- Prepare to Make Smart Decisions
Holding on to a reliable, upscale oven makes sense when you have a baking business or hobby. It’s certainly acceptable to want to keep a specialty dishwasher or a dehumidifier that aids in caring for a family member with health problems.
If you rent a home and no dishwashers or dehumidifiers were provided by the landlord, your appliances are yours to enjoy. However, you should remove specialty appliances before you put a home you own up for sale.
Potential buyers may fall in love with your side-by-side fridge and expect it to be there when they take possession of the home. Even with explicit notice that the refrigerator will be replaced with a lower-grade appliance, buyers can cause problems at closing and delay your home sale.
Problems also occur when you move your appliances but don’t check that the new home has the appropriate utilities for your appliances. Your new home’s water, electric, and gas supplies must match the water, power, and fuel needs of your dishwasher, washing machine, stove, and dryer. A gas stove or dryer is useless in an all-electric home.
- Prepare to Measure Your World
You’ll want to assemble a measuring kit, as you need to measure your appliances and door openings to avoid damaging walls and floors. You also need to ensure that old appliances will fit in new spaces.
Include in your kit:
- Masking tape
- Permanent marker
- Carpenter’s pencil
- Measuring tape
- Small notebook
- Bucket or satchel for items
Measure the height, width, and length (from back to front) of each appliance you’ll move. Use the marker to write the measurements down on masking tape. Tear off the tape and affix it to each appliance. Note the measurements in your notebook as a backup.
Next, measure the doorways and hallways through which the appliances must travel to reach the moving truck. Determine the easiest ways to maneuver furniture using the combined measurements of door openings and appliances.
When possible, measure the door and counter openings in your new home. If the home is in a distant state, your real estate broker or leasing agent may be able to take measurements for you. When you know for certain that your refrigerator or stove fit your new home, you avoid the trouble of moving a bulky appliance for nothing.
- Prepare Appliances Several Days in Advance
Some moving companies won’t disconnect gas, power, or water lines. If your appliances are not ready to go when the moving truck arrives, you face a mad scramble to unplug and disconnect these large items.
For all-electric appliances, including clothes dryers and stoves, open and clean the tops, insides, and front sections of the appliance. Use a vacuum cleaner attachment to suck out lint and debris from the dryer. Use an oven-cleaning product or the oven-cleaning setting on the stove to make the inside sparkling.
As with all appliances, pull the all-electric dryer and stove straight out from the wall. Don’t shimmy or walk the appliances out of place since this can damage the floor, walls, or nearby appliances. Use cardboard or a small piece of carpet under the front of a heavy appliance to slide the appliance out of position.
Shut your main power supply off before unplugging any large appliances. Use headlamps or other battery-operated light where visibility is low. Take care when unplugging 220-volt appliances. The larger plug ends can be difficult to pull free of the dedicated receptacle.

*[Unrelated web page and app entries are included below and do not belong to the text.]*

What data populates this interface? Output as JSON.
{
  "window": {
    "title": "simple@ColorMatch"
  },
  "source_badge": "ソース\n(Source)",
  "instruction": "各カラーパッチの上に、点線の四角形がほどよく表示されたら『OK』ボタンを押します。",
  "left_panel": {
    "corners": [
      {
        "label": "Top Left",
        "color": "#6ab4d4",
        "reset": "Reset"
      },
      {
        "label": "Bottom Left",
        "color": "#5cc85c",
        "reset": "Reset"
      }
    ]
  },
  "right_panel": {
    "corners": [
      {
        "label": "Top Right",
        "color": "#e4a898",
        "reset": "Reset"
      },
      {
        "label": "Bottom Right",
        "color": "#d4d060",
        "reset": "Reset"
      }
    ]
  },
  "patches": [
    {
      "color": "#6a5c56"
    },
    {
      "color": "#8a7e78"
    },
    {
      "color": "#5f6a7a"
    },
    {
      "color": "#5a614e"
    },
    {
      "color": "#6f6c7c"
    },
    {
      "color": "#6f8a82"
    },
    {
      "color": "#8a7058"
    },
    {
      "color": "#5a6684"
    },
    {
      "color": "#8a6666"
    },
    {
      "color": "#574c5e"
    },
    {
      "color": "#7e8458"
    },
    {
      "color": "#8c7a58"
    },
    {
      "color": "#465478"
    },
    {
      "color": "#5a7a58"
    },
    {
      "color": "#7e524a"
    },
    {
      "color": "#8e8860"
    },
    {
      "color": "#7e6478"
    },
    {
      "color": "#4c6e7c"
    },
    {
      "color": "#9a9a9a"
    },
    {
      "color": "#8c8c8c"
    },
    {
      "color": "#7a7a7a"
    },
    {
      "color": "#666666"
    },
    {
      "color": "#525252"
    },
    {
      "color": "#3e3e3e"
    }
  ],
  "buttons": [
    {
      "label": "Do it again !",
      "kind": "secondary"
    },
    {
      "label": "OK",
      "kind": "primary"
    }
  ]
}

- Prepare to Attend to Details
Do not bend, break, pry, or remove any of the plug parts on large appliances. If possible, remove the power cable from the appliance after it’s unplugged. Whether attached or not, wrap the plug end in bubble tape and secure with packing tape. Wrap the entire cable carefully, and tape it to the back or inside of the appliance.
You may need to change the plug end to a new type of plug in your new location. If you have the alternate plug and the owner’s manual, wrap and include them with the old plug. If not, hire an electrician to configure your appliance plugs for the new receptacles.
You should also schedule disconnection of gas- or propane-fueled clothes dryers, water heaters, furnaces, and stoves several days before your move. Your local gas company or propane supplier offers this service to customers.
Great care must be taken when disconnecting gas lines. Pilot light tubing and improperly capped gas lines can cause health and property damage.
Handle water lines to refrigerators, dishwashers, and washing machines with care as well. Prepare for a mess as the appliances drain or defrost. Have plenty of towels on hand to clean up the mess.
Make sure the sides and backs of all appliances are clean to avoid bringing bugs and debris to the new place. Ensure that all plugs, tubing, manuals, and connections are taped to appliances before they’re loaded onto the moving van.
If you need a short-term place to store appliances or a quote to move your appliances, contact the relocation specialists at Bekins today. Our professional agents guide you smoothly through your move to a new neighborhood or a new state.